[Start of Attachment]

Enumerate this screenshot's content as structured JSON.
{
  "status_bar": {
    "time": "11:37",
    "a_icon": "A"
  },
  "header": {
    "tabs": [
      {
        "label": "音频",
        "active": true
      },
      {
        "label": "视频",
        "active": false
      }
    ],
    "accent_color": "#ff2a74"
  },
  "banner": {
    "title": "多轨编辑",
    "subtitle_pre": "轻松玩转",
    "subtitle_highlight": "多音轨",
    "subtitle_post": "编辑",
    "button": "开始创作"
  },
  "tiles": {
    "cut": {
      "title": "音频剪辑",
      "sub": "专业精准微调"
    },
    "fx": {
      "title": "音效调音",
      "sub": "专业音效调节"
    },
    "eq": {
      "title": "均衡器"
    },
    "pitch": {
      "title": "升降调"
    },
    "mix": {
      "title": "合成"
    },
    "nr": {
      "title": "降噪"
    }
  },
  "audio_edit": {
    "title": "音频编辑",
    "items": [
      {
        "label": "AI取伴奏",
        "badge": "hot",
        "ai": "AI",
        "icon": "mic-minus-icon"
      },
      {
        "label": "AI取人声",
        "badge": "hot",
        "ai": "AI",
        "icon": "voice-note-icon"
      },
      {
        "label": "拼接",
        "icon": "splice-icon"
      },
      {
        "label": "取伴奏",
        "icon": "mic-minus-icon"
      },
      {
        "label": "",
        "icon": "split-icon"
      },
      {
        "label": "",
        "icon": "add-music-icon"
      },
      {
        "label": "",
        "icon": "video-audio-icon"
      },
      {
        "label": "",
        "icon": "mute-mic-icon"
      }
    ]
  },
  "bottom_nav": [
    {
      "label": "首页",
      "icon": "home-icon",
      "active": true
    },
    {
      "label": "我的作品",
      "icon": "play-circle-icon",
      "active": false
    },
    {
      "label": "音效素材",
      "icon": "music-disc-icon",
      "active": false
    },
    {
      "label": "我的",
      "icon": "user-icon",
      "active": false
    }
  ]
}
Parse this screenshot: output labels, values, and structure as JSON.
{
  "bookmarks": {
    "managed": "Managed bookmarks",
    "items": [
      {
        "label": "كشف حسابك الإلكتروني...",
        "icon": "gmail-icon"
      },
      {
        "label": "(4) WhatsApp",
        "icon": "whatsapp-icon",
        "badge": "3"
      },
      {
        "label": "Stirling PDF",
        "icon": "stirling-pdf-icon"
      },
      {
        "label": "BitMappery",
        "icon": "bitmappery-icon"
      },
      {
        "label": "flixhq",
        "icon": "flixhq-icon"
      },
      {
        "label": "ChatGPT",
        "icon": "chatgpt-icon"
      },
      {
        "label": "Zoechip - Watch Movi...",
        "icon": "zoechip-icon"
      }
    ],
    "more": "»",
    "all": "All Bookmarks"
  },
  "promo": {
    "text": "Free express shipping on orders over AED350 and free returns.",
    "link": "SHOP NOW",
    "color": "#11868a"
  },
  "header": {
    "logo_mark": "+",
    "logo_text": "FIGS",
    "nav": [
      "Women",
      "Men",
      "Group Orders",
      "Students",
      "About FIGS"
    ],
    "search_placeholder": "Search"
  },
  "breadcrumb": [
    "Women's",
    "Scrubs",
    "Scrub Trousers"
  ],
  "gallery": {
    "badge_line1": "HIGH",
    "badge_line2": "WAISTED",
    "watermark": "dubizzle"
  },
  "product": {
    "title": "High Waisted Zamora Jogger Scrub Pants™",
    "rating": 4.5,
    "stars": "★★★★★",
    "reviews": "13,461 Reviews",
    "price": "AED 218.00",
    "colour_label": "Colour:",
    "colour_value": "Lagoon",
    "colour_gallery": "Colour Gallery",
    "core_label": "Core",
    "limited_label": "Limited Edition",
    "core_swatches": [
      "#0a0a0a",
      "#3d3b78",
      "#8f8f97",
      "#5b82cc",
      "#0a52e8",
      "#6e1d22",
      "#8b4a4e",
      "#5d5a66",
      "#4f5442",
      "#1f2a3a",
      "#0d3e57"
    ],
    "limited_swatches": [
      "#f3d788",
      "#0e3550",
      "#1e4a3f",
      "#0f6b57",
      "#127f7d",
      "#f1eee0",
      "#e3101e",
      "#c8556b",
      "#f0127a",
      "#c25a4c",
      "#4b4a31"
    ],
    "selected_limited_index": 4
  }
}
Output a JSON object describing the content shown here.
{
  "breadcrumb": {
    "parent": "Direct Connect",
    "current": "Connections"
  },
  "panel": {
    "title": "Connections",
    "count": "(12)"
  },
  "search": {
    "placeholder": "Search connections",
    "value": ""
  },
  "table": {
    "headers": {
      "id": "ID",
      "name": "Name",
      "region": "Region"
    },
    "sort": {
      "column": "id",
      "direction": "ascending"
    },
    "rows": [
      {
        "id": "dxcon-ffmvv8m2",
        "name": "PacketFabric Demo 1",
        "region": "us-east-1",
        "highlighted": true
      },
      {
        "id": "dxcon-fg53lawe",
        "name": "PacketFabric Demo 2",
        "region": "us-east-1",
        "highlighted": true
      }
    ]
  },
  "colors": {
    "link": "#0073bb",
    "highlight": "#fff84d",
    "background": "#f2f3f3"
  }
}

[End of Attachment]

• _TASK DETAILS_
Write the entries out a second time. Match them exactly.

• _PROBLEM SOLUTION_
Enumerate this screenshot's content as structured JSON.
{
  "status_bar": {
    "time": "11:37",
    "a_icon": "A"
  },
  "header": {
    "tabs": [
      {
        "label": "音频",
        "active": true
      },
      {
        "label": "视频",
        "active": false
      }
    ],
    "accent_color": "#ff2a74"
  },
  "banner": {
    "title": "多轨编辑",
    "subtitle_pre": "轻松玩转",
    "subtitle_highlight": "多音轨",
    "subtitle_post": "编辑",
    "button": "开始创作"
  },
  "tiles": {
    "cut": {
      "title": "音频剪辑",
      "sub": "专业精准微调"
    },
    "fx": {
      "title": "音效调音",
      "sub": "专业音效调节"
    },
    "eq": {
      "title": "均衡器"
    },
    "pitch": {
      "title": "升降调"
    },
    "mix": {
      "title": "合成"
    },
    "nr": {
      "title": "降噪"
    }
  },
  "audio_edit": {
    "title": "音频编辑",
    "items": [
      {
        "label": "AI取伴奏",
        "badge": "hot",
        "ai": "AI",
        "icon": "mic-minus-icon"
      },
      {
        "label": "AI取人声",
        "badge": "hot",
        "ai": "AI",
        "icon": "voice-note-icon"
      },
      {
        "label": "拼接",
        "icon": "splice-icon"
      },
      {
        "label": "取伴奏",
        "icon": "mic-minus-icon"
      },
      {
        "label": "",
        "icon": "split-icon"
      },
      {
        "label": "",
        "icon": "add-music-icon"
      },
      {
        "label": "",
        "icon": "video-audio-icon"
      },
      {
        "label": "",
        "icon": "mute-mic-icon"
      }
    ]
  },
  "bottom_nav": [
    {
      "label": "首页",
      "icon": "home-icon",
      "active": true
    },
    {
      "label": "我的作品",
      "icon": "play-circle-icon",
      "active": false
    },
    {
      "label": "音效素材",
      "icon": "music-disc-icon",
      "active": false
    },
    {
      "label": "我的",
      "icon": "user-icon",
      "active": false
    }
  ]
}
Parse this screenshot: output labels, values, and structure as JSON.
{
  "bookmarks": {
    "managed": "Managed bookmarks",
    "items": [
      {
        "label": "كشف حسابك الإلكتروني...",
        "icon": "gmail-icon"
      },
      {
        "label": "(4) WhatsApp",
        "icon": "whatsapp-icon",
        "badge": "3"
      },
      {
        "label": "Stirling PDF",
        "icon": "stirling-pdf-icon"
      },
      {
        "label": "BitMappery",
        "icon": "bitmappery-icon"
      },
      {
        "label": "flixhq",
        "icon": "flixhq-icon"
      },
      {
        "label": "ChatGPT",
        "icon": "chatgpt-icon"
      },
      {
        "label": "Zoechip - Watch Movi...",
        "icon": "zoechip-icon"
      }
    ],
    "more": "»",
    "all": "All Bookmarks"
  },
  "promo": {
    "text": "Free express shipping on orders over AED350 and free returns.",
    "link": "SHOP NOW",
    "color": "#11868a"
  },
  "header": {
    "logo_mark": "+",
    "logo_text": "FIGS",
    "nav": [
      "Women",
      "Men",
      "Group Orders",
      "Students",
      "About FIGS"
    ],
    "search_placeholder": "Search"
  },
  "breadcrumb": [
    "Women's",
    "Scrubs",
    "Scrub Trousers"
  ],
  "gallery": {
    "badge_line1": "HIGH",
    "badge_line2": "WAISTED",
    "watermark": "dubizzle"
  },
  "product": {
    "title": "High Waisted Zamora Jogger Scrub Pants™",
    "rating": 4.5,
    "stars": "★★★★★",
    "reviews": "13,461 Reviews",
    "price": "AED 218.00",
    "colour_label": "Colour:",
    "colour_value": "Lagoon",
    "colour_gallery": "Colour Gallery",
    "core_label": "Core",
    "limited_label": "Limited Edition",
    "core_swatches": [
      "#0a0a0a",
      "#3d3b78",
      "#8f8f97",
      "#5b82cc",
      "#0a52e8",
      "#6e1d22",
      "#8b4a4e",
      "#5d5a66",
      "#4f5442",
      "#1f2a3a",
      "#0d3e57"
    ],
    "limited_swatches": [
      "#f3d788",
      "#0e3550",
      "#1e4a3f",
      "#0f6b57",
      "#127f7d",
      "#f1eee0",
      "#e3101e",
      "#c8556b",
      "#f0127a",
      "#c25a4c",
      "#4b4a31"
    ],
    "selected_limited_index": 4
  }
}
Output a JSON object describing the content shown here.
{
  "breadcrumb": {
    "parent": "Direct Connect",
    "current": "Connections"
  },
  "panel": {
    "title": "Connections",
    "count": "(12)"
  },
  "search": {
    "placeholder": "Search connections",
    "value": ""
  },
  "table": {
    "headers": {
      "id": "ID",
      "name": "Name",
      "region": "Region"
    },
    "sort": {
      "column": "id",
      "direction": "ascending"
    },
    "rows": [
      {
        "id": "dxcon-ffmvv8m2",
        "name": "PacketFabric Demo 1",
        "region": "us-east-1",
        "highlighted": true
      },
      {
        "id": "dxcon-fg53lawe",
        "name": "PacketFabric Demo 2",
        "region": "us-east-1",
        "highlighted": true
      }
    ]
  },
  "colors": {
    "link": "#0073bb",
    "highlight": "#fff84d",
    "background": "#f2f3f3"
  }
}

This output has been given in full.